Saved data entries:
>>>

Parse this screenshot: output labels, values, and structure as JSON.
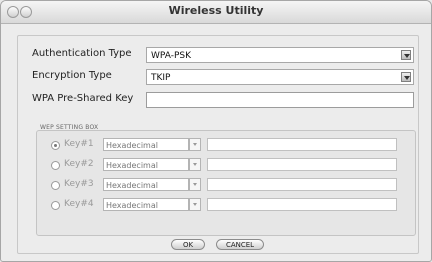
{
  "window": {
    "title": "Wireless Utility"
  },
  "form": {
    "auth_label": "Authentication Type",
    "auth_value": "WPA-PSK",
    "enc_label": "Encryption Type",
    "enc_value": "TKIP",
    "psk_label": "WPA Pre-Shared Key",
    "psk_value": ""
  },
  "wep": {
    "title": "WEP SETTING BOX",
    "keys": [
      {
        "label": "Key#1",
        "format": "Hexadecimal",
        "selected": true
      },
      {
        "label": "Key#2",
        "format": "Hexadecimal",
        "selected": false
      },
      {
        "label": "Key#3",
        "format": "Hexadecimal",
        "selected": false
      },
      {
        "label": "Key#4",
        "format": "Hexadecimal",
        "selected": false
      }
    ]
  },
  "buttons": {
    "ok": "OK",
    "cancel": "CANCEL"
  }
}
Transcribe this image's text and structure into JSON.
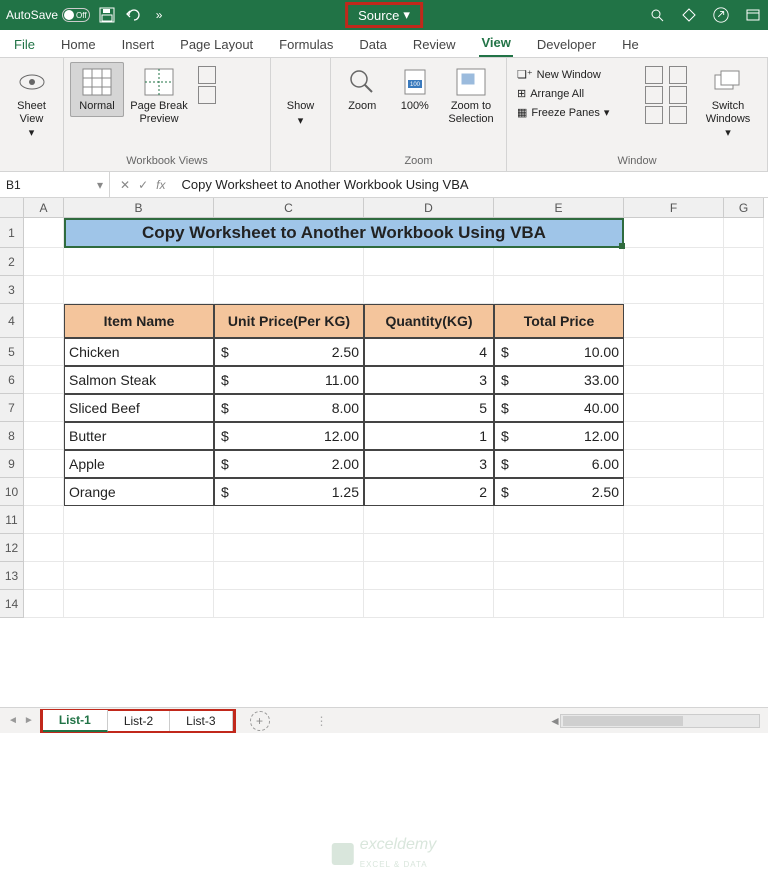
{
  "titlebar": {
    "autosave_label": "AutoSave",
    "autosave_state": "Off",
    "workbook_name": "Source"
  },
  "ribbon_tabs": [
    "File",
    "Home",
    "Insert",
    "Page Layout",
    "Formulas",
    "Data",
    "Review",
    "View",
    "Developer",
    "He"
  ],
  "active_tab": "View",
  "ribbon": {
    "sheet_view": "Sheet View",
    "normal": "Normal",
    "page_break": "Page Break Preview",
    "show": "Show",
    "zoom": "Zoom",
    "zoom100": "100%",
    "zoom_sel": "Zoom to Selection",
    "new_window": "New Window",
    "arrange_all": "Arrange All",
    "freeze_panes": "Freeze Panes",
    "switch_windows": "Switch Windows",
    "grp_views": "Workbook Views",
    "grp_zoom": "Zoom",
    "grp_window": "Window"
  },
  "formula_bar": {
    "name_box": "B1",
    "fx": "fx",
    "value": "Copy Worksheet to Another Workbook Using VBA"
  },
  "columns": [
    "A",
    "B",
    "C",
    "D",
    "E",
    "F",
    "G"
  ],
  "title_text": "Copy Worksheet to Another Workbook Using VBA",
  "table": {
    "headers": [
      "Item Name",
      "Unit Price(Per KG)",
      "Quantity(KG)",
      "Total Price"
    ],
    "rows": [
      {
        "item": "Chicken",
        "unit": "2.50",
        "qty": "4",
        "total": "10.00"
      },
      {
        "item": "Salmon Steak",
        "unit": "11.00",
        "qty": "3",
        "total": "33.00"
      },
      {
        "item": "Sliced Beef",
        "unit": "8.00",
        "qty": "5",
        "total": "40.00"
      },
      {
        "item": "Butter",
        "unit": "12.00",
        "qty": "1",
        "total": "12.00"
      },
      {
        "item": "Apple",
        "unit": "2.00",
        "qty": "3",
        "total": "6.00"
      },
      {
        "item": "Orange",
        "unit": "1.25",
        "qty": "2",
        "total": "2.50"
      }
    ]
  },
  "sheet_tabs": [
    "List-1",
    "List-2",
    "List-3"
  ],
  "active_sheet": "List-1",
  "watermark": {
    "brand": "exceldemy",
    "tag": "EXCEL & DATA"
  }
}
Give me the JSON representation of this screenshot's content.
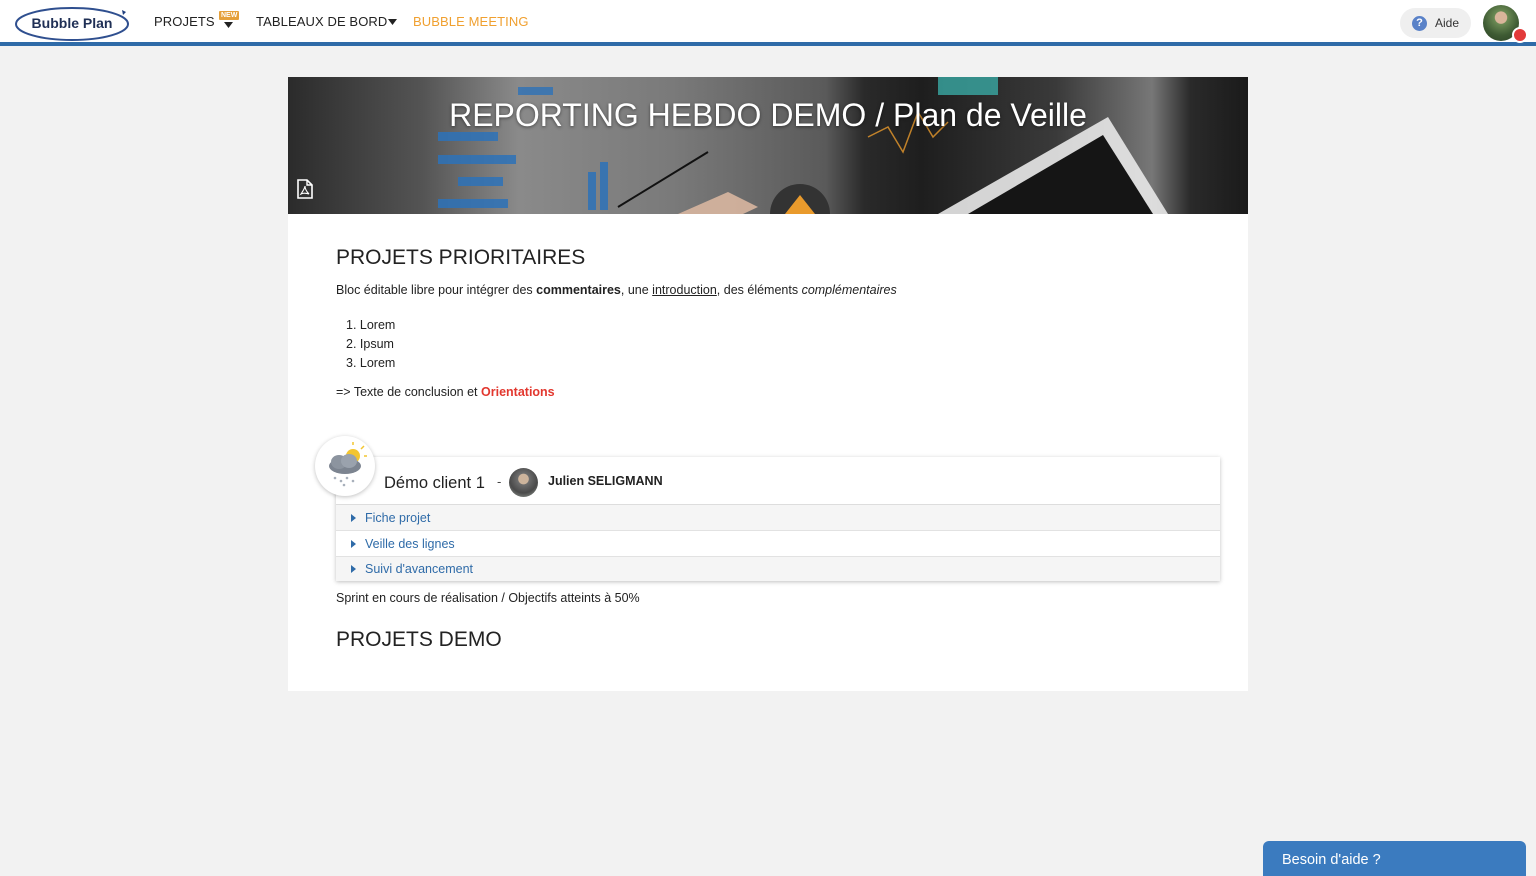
{
  "nav": {
    "logo_text": "Bubble Plan",
    "projets": "PROJETS",
    "new_badge": "NEW",
    "tableaux": "TABLEAUX DE BORD",
    "bubble_meeting": "BUBBLE MEETING",
    "help": "Aide"
  },
  "banner": {
    "title": "REPORTING HEBDO DEMO / Plan de Veille"
  },
  "section1": {
    "title": "PROJETS PRIORITAIRES",
    "intro": {
      "p1": "Bloc éditable libre pour intégrer des ",
      "bold": "commentaires",
      "p2": ", une ",
      "underline": "introduction",
      "p3": ", des éléments ",
      "italic": "complémentaires"
    },
    "list": [
      "1. Lorem",
      "2. Ipsum",
      "3. Lorem"
    ],
    "conclusion_prefix": "=> Texte de conclusion et ",
    "conclusion_highlight": "Orientations"
  },
  "project": {
    "name": "Démo client 1",
    "dash": "-",
    "owner": "Julien SELIGMANN",
    "rows": [
      "Fiche projet",
      "Veille des lignes",
      "Suivi d'avancement"
    ],
    "status": "Sprint en cours de réalisation / Objectifs atteints à 50%"
  },
  "section2": {
    "title": "PROJETS DEMO"
  },
  "chat": {
    "label": "Besoin d'aide ?"
  },
  "colors": {
    "brand_blue": "#2f6ba8",
    "accent_orange": "#f0a030",
    "highlight_red": "#e2372e"
  }
}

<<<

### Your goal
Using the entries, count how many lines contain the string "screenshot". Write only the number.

### Response below
2